- Adjusted capitalized cost represents the actual purchase price of your vehicle.
- This is determined by the vehicle'spurchase price (capitalized cost), minus any capitalized cost reductions (down payments, trade-in allowances, and any other applicable discounts).
- Residual value represents the expected value of your vehicle to the lease owner at the end of the lease.
- It may vary depending on several factors, including;
- The rate at which your vehicle is expected to depreciate
- The length of your lease
- The number of miles accounted for in your lease agreement.
- The money factor reflects the cost of the money "borrowed on your behalf" at the beginning of your lease.
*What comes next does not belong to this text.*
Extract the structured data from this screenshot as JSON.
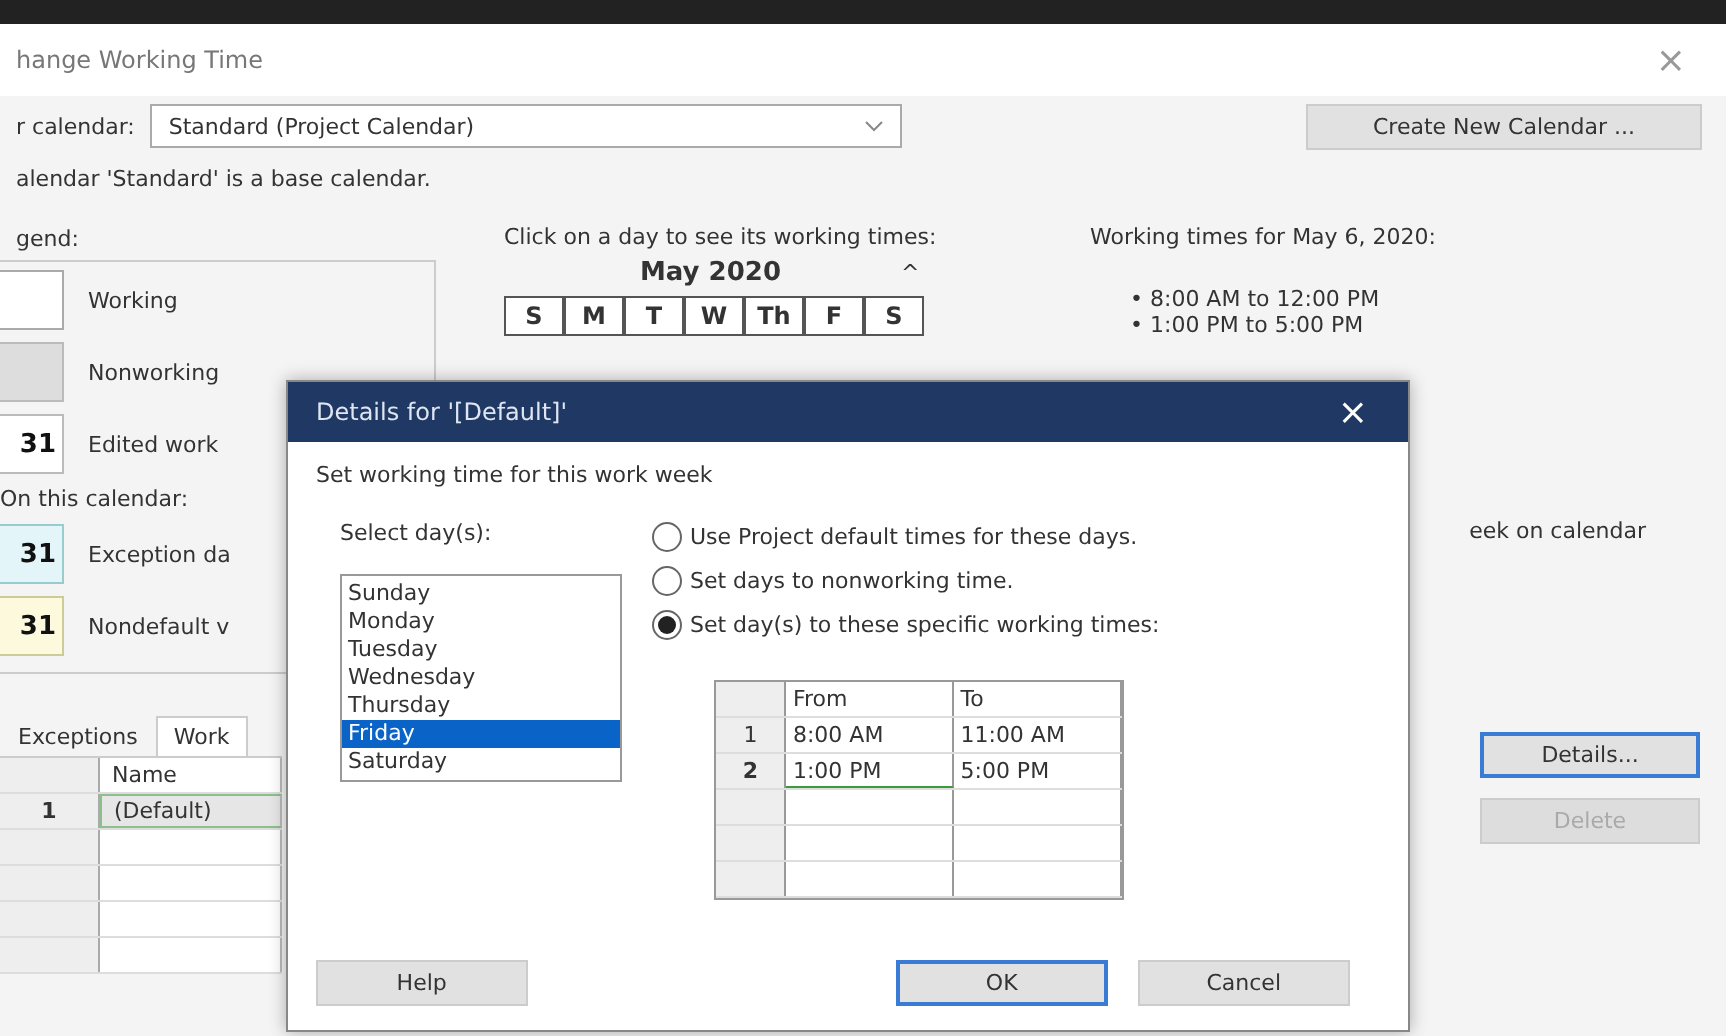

Once I take delivery, is leasing any different from owning?
The day-to-day experience of driving a leased vehicle is virtually the same as if you financed it. The only major differences are that leasing does restrict the degree to which you can customize your vehicle, restricts "free mileage" to the amount agreed at the beginning and you need to keep it well maintained.
What is the capitalized cost?
The capitalized cost is the BMW Of Austin price of your vehicle.
What is an adjusted capitalized cost?
The adjusted capitalized cost represents the real cost of your vehicle to the lease owner when you take delivery. It is the price of your vehicle, plus any charges that you choose to have financed rather than pay up front (like taxes, acquisition fees, warranties and insurance), minus any capitalized cost reductions (like down payments).
Then, what is a capitalized cost reduction?
The capitalized cost reduction includes any moneys you decided to pay in full up front, such as the amount of your down payment.
If I lower my adjusted capitalized cost, are my payments lower too?
Generally, yes. On any given vehicle, the more money you initially put down, the less you'll have to pay each month.
If your primary concern is to minimize your monthly payment, you can increase your capitalized cost reduction (by increasing the down payment, or by paying your taxes, fees, etc., up front). You may want to keep the amount due at lease signing as low as possible, though, so you can use that money elsewhere.
Are there any other factors that will affect my lease payments?
Yes. The second major factor that determines your lease payment is your vehicle's residual value at the end of the lease. It is possible for two vehicles to have the same adjusted capitalized cost, but for one vehicle's payments to be lower because it holds its value for a longer period. To put it another way, sometimes a more expensive car that holds its value longer, costs no more to lease than a less expensive car. Which is why we say that leasing is an easy way to get more car for your money.
How is the residual value determined?
Financial institutions set residual values based on their own experience and standard industry guides. The most commonly-used are those published in the American Lease Guide (ALG).
What is a loan?
When you obtain a loan for a vehicle, a lender such as a bank, credit union, or other financial institution advances the money needed to buy the vehicle after considering your trade in or down payment. You make monthly payments to repay that loan in full over an agreed period of time.
How does a loan work?
The amount that you borrow, and the remaining balance during the life of the loan, is called the "principal." The principal can be paid off at any time prior to maturity, but as long as it is outstanding, it will incur interest which is included in your monthly payment.
Until the loan is paid-in-full, the lender holds the title to your vehicle as security for the loan. When you pay off the loan, the title is sent to you, the car is yours and you owe no further payments.
The advantage to getting a loan for your car is that you can do whatever you want with it. This means you can paint it, raise it, lower it, pinstripe it, make it hop, put in a new stereo, fix the dings and dents or not, sell it, or drive it forever - as long as you've made your loan payments. However, as with any car loan, if you fail to make your payments, the financial institution could repossess your car.